To Buy or Not to Buy
Ultimately, the decision as to whether or not you should invest in turnkey rental properties is a personal one. Your experience in the real estate industry, knowledge of local markets, and investment objectives should all influence your decision.
Turnkey rentals can be a great way to diversify your portfolio, especially if you’ve been priced out of the local market. But be cautious about who you invest your money with – always, always do your due diligence before committing to a specific turnkey provider. Make it your point to understand the vacancy rates in the area and the general cap rates in each specific marketplace you choose to do business. Go online and see what different bedroom sizes are renting for and notice how long they stay on the market.
No investment is foolproof. But keep in mind some investment properties maybe cheap but doesn’t mean they are good. Turnkey properties are often easier to buy than they are to sell, so be sure to prepare your exit strategy in the event things don’t work out as initially planned. You must also be aware of your long term goals. What is happening in their local economy that you are investing in? Are jobs leaving the area because of high tax rates? Are jobs being driven out because of poor policies? Is the job creation environment a friendly one because if not businesses and capital are highly mobile. Capital and private enterprise that is being treated poorly will often leave. Notice how big companies are leaving certain states because their tax policies are driving out job creators. You should inspect the local environment. Jobs are the biggest driver of filling apartment rentals. No jobs, no reason to live there, at the end of the day it is nearly always all about the jobs.
The key is to research an area, see if it is on the upswing and what the future holds. Do you think the area is improving? Do you see businesses sprouting up there; are there innovations that are attracting capital and brainpower to the location? Timing in real estate, like everything in life, makes a huge difference.

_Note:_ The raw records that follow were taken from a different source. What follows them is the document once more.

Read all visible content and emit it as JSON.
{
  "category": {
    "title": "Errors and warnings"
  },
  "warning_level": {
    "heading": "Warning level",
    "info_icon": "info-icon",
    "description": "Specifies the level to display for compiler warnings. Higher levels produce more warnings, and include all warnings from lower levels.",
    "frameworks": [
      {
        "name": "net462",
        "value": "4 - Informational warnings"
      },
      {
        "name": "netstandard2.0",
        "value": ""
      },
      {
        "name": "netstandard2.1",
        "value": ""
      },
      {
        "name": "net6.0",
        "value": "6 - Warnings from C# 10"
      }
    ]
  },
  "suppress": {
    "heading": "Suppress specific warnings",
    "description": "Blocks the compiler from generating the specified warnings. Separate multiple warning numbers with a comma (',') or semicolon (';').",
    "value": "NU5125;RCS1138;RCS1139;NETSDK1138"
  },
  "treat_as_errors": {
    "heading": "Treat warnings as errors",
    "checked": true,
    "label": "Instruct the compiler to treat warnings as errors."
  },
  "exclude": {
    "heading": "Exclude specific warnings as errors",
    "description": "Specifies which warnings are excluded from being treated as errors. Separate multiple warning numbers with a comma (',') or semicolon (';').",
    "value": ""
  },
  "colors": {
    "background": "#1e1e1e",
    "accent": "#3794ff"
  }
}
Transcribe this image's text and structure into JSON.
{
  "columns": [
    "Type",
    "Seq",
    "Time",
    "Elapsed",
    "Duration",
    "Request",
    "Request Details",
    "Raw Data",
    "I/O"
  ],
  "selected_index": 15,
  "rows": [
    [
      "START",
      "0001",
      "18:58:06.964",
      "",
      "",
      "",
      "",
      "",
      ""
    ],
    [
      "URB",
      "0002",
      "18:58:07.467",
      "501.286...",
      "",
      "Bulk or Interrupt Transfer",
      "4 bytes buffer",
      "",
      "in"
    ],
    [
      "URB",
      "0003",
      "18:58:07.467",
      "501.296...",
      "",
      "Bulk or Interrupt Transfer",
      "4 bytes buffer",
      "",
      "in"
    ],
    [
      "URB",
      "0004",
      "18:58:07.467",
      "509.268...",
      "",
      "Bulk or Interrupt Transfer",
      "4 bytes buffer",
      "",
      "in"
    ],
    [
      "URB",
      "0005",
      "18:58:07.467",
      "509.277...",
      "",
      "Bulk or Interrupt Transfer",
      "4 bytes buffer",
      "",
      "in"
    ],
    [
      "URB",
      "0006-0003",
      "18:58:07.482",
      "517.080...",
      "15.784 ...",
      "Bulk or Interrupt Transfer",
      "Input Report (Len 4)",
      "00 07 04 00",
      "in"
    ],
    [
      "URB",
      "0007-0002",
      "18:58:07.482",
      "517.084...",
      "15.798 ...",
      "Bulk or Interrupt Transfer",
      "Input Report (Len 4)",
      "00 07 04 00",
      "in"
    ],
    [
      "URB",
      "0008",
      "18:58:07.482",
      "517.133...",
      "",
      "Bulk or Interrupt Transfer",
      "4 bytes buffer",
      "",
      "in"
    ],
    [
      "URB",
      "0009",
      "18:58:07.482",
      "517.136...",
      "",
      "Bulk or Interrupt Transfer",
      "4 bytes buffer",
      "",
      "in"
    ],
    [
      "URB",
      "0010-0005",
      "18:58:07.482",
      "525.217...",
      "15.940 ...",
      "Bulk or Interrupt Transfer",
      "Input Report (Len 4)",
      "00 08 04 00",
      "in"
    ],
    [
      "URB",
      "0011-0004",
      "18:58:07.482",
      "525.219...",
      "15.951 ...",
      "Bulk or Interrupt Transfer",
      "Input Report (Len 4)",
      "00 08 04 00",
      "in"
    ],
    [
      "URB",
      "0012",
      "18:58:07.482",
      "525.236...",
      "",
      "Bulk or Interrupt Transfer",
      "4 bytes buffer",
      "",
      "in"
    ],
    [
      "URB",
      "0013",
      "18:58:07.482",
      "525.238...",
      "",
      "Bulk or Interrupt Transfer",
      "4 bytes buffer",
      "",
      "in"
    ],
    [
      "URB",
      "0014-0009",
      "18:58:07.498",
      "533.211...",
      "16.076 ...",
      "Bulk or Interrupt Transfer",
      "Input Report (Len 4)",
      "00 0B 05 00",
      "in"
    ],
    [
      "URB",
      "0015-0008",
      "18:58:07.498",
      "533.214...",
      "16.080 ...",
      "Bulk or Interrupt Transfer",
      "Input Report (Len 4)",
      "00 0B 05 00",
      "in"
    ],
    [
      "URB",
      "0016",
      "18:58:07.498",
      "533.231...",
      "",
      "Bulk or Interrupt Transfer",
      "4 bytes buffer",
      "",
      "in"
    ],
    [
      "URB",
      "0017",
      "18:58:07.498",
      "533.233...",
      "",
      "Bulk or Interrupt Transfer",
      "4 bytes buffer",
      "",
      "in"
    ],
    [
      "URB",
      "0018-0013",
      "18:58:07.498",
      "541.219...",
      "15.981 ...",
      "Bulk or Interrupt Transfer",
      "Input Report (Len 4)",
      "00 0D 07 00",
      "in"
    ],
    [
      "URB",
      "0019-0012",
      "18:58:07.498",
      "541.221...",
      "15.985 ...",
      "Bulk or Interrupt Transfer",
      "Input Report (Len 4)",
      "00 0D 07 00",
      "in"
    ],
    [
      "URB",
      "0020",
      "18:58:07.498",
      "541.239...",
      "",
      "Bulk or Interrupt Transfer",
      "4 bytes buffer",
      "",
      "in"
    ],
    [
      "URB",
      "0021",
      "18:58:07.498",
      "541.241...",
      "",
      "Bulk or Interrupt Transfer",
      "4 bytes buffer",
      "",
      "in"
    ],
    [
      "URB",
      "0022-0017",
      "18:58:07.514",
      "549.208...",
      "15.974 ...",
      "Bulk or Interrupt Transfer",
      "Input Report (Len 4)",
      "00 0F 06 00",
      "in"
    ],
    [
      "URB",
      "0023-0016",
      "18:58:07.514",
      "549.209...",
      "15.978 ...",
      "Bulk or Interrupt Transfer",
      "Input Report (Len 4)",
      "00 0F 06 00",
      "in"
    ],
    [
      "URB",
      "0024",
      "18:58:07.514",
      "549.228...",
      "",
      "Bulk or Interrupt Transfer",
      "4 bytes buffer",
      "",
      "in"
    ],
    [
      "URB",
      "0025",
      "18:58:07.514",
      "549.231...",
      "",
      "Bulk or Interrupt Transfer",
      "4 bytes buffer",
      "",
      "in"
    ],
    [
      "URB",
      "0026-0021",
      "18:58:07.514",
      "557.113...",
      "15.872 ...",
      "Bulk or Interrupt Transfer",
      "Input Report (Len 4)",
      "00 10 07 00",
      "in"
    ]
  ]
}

There can be nothing more rewarding than finding a downtrodden area that is showing signals of a turn around. Nothing last forever in real estate. Great areas come and go. Many areas eventually tap out and can’t go higher because the returns become too thin and then the properties their prices and their conditions start to go in the other direction. Yesterday’s great city or town is not today’s great city or town. The economy has fits and spurts based on a myriad of economic factors. But if you have done your research, and your gut is telling you this is a great area to place your capital; then go with your gut. Chances are it will be correct!